How corporations are dealing with these issues today?

All industry sectors are facing challenging human rights issues within their supply chains. Some companies have adopted codes of conduct and have set up contractual clauses in their general terms and conditions to cascade the responsibility of human rights to their primary suppliers in their own supply chains. Unfortunately, these actions are too weak and do not reduce the exposure risk.

Codes of conduct, charters and policies show commitment and goodwill of a company from the very top, but do not demonstrate that implementation that really happens in the field. Human rights in supply chains are all about doing, monitoring, controlling, measuring and fixing targets, and ultimately auditing on-site. All these are weaknesses of most corporations.
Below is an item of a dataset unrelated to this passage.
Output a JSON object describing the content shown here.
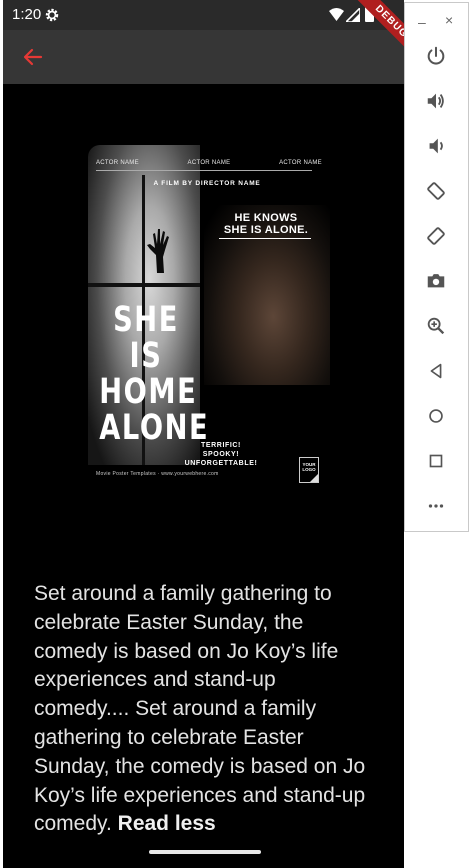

It rarely happens that a company audits its suppliers even once every two years, which is already very infrequent.

For large international corporations, the number of suppliers could sometimes amount to hundreds of thousands just for level one. Even if this number could be significantly reduced, thanks to the risk-prioritization process, the total number is still very high. Therefore, it is impossible for a corporation alone to bear the costs associated to properly conduct human rights due diligence measures.

It is why collaboration among competitors through sectorial initiatives in some complex industries, such as chemical, electronics, consumer goods and pharmaceutical industries, is the only realistic and pragmatic answer.